Source records
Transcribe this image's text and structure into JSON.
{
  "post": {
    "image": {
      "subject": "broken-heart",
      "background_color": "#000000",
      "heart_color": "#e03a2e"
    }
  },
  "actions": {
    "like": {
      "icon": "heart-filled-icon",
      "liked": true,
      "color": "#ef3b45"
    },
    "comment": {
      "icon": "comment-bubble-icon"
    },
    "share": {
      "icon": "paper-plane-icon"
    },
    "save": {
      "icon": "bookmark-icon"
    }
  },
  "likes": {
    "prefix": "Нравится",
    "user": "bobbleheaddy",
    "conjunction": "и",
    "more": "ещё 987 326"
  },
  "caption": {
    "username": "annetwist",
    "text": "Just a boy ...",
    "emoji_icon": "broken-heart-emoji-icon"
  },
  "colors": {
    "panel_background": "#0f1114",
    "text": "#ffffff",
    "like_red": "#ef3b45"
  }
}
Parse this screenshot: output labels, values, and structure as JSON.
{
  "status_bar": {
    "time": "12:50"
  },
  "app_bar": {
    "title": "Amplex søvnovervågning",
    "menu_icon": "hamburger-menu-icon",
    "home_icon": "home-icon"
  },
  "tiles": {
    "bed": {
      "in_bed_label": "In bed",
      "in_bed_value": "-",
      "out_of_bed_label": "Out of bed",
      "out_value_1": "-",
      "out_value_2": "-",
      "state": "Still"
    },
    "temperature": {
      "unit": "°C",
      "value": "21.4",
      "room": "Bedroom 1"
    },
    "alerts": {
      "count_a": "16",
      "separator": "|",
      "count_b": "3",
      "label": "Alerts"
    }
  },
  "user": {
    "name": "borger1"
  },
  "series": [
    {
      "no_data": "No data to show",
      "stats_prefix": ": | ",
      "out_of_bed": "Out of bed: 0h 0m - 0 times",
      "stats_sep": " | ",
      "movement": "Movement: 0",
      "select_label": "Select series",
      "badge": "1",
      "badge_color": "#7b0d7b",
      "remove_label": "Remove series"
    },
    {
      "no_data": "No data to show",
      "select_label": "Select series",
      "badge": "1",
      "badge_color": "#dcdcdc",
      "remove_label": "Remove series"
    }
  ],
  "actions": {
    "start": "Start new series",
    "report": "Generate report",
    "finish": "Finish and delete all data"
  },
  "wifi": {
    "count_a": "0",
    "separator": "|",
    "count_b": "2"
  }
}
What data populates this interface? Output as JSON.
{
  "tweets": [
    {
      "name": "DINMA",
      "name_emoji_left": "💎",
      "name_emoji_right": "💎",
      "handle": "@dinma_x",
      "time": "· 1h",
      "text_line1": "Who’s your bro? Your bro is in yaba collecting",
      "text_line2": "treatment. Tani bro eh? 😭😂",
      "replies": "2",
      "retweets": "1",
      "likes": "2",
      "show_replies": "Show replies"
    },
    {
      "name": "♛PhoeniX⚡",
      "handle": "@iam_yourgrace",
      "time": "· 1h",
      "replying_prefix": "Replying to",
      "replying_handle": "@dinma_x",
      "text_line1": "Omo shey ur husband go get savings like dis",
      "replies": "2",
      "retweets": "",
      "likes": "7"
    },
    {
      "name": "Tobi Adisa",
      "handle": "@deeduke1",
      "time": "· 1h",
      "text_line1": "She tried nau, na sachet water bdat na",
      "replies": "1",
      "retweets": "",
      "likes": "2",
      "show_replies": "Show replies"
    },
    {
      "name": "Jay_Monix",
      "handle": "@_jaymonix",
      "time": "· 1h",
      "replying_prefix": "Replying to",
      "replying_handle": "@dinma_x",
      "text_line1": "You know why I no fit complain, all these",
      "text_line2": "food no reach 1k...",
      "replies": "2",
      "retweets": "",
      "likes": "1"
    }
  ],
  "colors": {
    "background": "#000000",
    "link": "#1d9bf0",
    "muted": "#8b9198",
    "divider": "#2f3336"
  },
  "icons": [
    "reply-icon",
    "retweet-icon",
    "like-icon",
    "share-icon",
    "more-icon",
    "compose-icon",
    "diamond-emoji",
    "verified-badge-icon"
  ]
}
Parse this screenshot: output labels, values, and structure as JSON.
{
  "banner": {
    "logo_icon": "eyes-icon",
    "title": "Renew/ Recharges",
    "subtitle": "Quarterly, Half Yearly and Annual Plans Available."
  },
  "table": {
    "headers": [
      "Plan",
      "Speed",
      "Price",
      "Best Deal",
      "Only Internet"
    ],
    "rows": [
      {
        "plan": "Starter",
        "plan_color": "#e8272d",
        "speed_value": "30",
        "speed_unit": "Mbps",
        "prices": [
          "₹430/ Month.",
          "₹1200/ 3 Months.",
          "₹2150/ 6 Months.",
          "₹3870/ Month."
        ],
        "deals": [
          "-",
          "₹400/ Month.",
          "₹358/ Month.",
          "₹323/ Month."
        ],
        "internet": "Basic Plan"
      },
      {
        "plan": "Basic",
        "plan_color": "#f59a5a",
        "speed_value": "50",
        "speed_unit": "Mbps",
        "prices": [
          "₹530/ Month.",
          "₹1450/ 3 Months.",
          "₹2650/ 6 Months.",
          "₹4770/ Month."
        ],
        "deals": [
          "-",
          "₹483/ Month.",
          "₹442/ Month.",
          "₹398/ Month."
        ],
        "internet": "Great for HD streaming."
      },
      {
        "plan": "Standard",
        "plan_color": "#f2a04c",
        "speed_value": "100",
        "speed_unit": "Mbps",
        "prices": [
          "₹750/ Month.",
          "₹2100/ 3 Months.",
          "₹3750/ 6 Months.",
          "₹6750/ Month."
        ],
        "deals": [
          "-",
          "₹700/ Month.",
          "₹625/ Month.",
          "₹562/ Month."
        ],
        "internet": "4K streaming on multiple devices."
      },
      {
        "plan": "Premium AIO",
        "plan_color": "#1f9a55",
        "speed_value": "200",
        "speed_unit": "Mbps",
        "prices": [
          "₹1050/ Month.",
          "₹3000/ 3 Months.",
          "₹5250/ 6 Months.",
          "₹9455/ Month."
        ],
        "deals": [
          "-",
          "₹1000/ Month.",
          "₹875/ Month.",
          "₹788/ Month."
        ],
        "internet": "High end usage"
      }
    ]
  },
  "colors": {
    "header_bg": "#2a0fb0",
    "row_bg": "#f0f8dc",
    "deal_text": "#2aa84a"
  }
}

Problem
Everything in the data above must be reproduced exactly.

Solved problem
Transcribe this image's text and structure into JSON.
{
  "post": {
    "image": {
      "subject": "broken-heart",
      "background_color": "#000000",
      "heart_color": "#e03a2e"
    }
  },
  "actions": {
    "like": {
      "icon": "heart-filled-icon",
      "liked": true,
      "color": "#ef3b45"
    },
    "comment": {
      "icon": "comment-bubble-icon"
    },
    "share": {
      "icon": "paper-plane-icon"
    },
    "save": {
      "icon": "bookmark-icon"
    }
  },
  "likes": {
    "prefix": "Нравится",
    "user": "bobbleheaddy",
    "conjunction": "и",
    "more": "ещё 987 326"
  },
  "caption": {
    "username": "annetwist",
    "text": "Just a boy ...",
    "emoji_icon": "broken-heart-emoji-icon"
  },
  "colors": {
    "panel_background": "#0f1114",
    "text": "#ffffff",
    "like_red": "#ef3b45"
  }
}
Parse this screenshot: output labels, values, and structure as JSON.
{
  "status_bar": {
    "time": "12:50"
  },
  "app_bar": {
    "title": "Amplex søvnovervågning",
    "menu_icon": "hamburger-menu-icon",
    "home_icon": "home-icon"
  },
  "tiles": {
    "bed": {
      "in_bed_label": "In bed",
      "in_bed_value": "-",
      "out_of_bed_label": "Out of bed",
      "out_value_1": "-",
      "out_value_2": "-",
      "state": "Still"
    },
    "temperature": {
      "unit": "°C",
      "value": "21.4",
      "room": "Bedroom 1"
    },
    "alerts": {
      "count_a": "16",
      "separator": "|",
      "count_b": "3",
      "label": "Alerts"
    }
  },
  "user": {
    "name": "borger1"
  },
  "series": [
    {
      "no_data": "No data to show",
      "stats_prefix": ": | ",
      "out_of_bed": "Out of bed: 0h 0m - 0 times",
      "stats_sep": " | ",
      "movement": "Movement: 0",
      "select_label": "Select series",
      "badge": "1",
      "badge_color": "#7b0d7b",
      "remove_label": "Remove series"
    },
    {
      "no_data": "No data to show",
      "select_label": "Select series",
      "badge": "1",
      "badge_color": "#dcdcdc",
      "remove_label": "Remove series"
    }
  ],
  "actions": {
    "start": "Start new series",
    "report": "Generate report",
    "finish": "Finish and delete all data"
  },
  "wifi": {
    "count_a": "0",
    "separator": "|",
    "count_b": "2"
  }
}
What data populates this interface? Output as JSON.
{
  "tweets": [
    {
      "name": "DINMA",
      "name_emoji_left": "💎",
      "name_emoji_right": "💎",
      "handle": "@dinma_x",
      "time": "· 1h",
      "text_line1": "Who’s your bro? Your bro is in yaba collecting",
      "text_line2": "treatment. Tani bro eh? 😭😂",
      "replies": "2",
      "retweets": "1",
      "likes": "2",
      "show_replies": "Show replies"
    },
    {
      "name": "♛PhoeniX⚡",
      "handle": "@iam_yourgrace",
      "time": "· 1h",
      "replying_prefix": "Replying to",
      "replying_handle": "@dinma_x",
      "text_line1": "Omo shey ur husband go get savings like dis",
      "replies": "2",
      "retweets": "",
      "likes": "7"
    },
    {
      "name": "Tobi Adisa",
      "handle": "@deeduke1",
      "time": "· 1h",
      "text_line1": "She tried nau, na sachet water bdat na",
      "replies": "1",
      "retweets": "",
      "likes": "2",
      "show_replies": "Show replies"
    },
    {
      "name": "Jay_Monix",
      "handle": "@_jaymonix",
      "time": "· 1h",
      "replying_prefix": "Replying to",
      "replying_handle": "@dinma_x",
      "text_line1": "You know why I no fit complain, all these",
      "text_line2": "food no reach 1k...",
      "replies": "2",
      "retweets": "",
      "likes": "1"
    }
  ],
  "colors": {
    "background": "#000000",
    "link": "#1d9bf0",
    "muted": "#8b9198",
    "divider": "#2f3336"
  },
  "icons": [
    "reply-icon",
    "retweet-icon",
    "like-icon",
    "share-icon",
    "more-icon",
    "compose-icon",
    "diamond-emoji",
    "verified-badge-icon"
  ]
}
Parse this screenshot: output labels, values, and structure as JSON.
{
  "banner": {
    "logo_icon": "eyes-icon",
    "title": "Renew/ Recharges",
    "subtitle": "Quarterly, Half Yearly and Annual Plans Available."
  },
  "table": {
    "headers": [
      "Plan",
      "Speed",
      "Price",
      "Best Deal",
      "Only Internet"
    ],
    "rows": [
      {
        "plan": "Starter",
        "plan_color": "#e8272d",
        "speed_value": "30",
        "speed_unit": "Mbps",
        "prices": [
          "₹430/ Month.",
          "₹1200/ 3 Months.",
          "₹2150/ 6 Months.",
          "₹3870/ Month."
        ],
        "deals": [
          "-",
          "₹400/ Month.",
          "₹358/ Month.",
          "₹323/ Month."
        ],
        "internet": "Basic Plan"
      },
      {
        "plan": "Basic",
        "plan_color": "#f59a5a",
        "speed_value": "50",
        "speed_unit": "Mbps",
        "prices": [
          "₹530/ Month.",
          "₹1450/ 3 Months.",
          "₹2650/ 6 Months.",
          "₹4770/ Month."
        ],
        "deals": [
          "-",
          "₹483/ Month.",
          "₹442/ Month.",
          "₹398/ Month."
        ],
        "internet": "Great for HD streaming."
      },
      {
        "plan": "Standard",
        "plan_color": "#f2a04c",
        "speed_value": "100",
        "speed_unit": "Mbps",
        "prices": [
          "₹750/ Month.",
          "₹2100/ 3 Months.",
          "₹3750/ 6 Months.",
          "₹6750/ Month."
        ],
        "deals": [
          "-",
          "₹700/ Month.",
          "₹625/ Month.",
          "₹562/ Month."
        ],
        "internet": "4K streaming on multiple devices."
      },
      {
        "plan": "Premium AIO",
        "plan_color": "#1f9a55",
        "speed_value": "200",
        "speed_unit": "Mbps",
        "prices": [
          "₹1050/ Month.",
          "₹3000/ 3 Months.",
          "₹5250/ 6 Months.",
          "₹9455/ Month."
        ],
        "deals": [
          "-",
          "₹1000/ Month.",
          "₹875/ Month.",
          "₹788/ Month."
        ],
        "internet": "High end usage"
      }
    ]
  },
  "colors": {
    "header_bg": "#2a0fb0",
    "row_bg": "#f0f8dc",
    "deal_text": "#2aa84a"
  }
}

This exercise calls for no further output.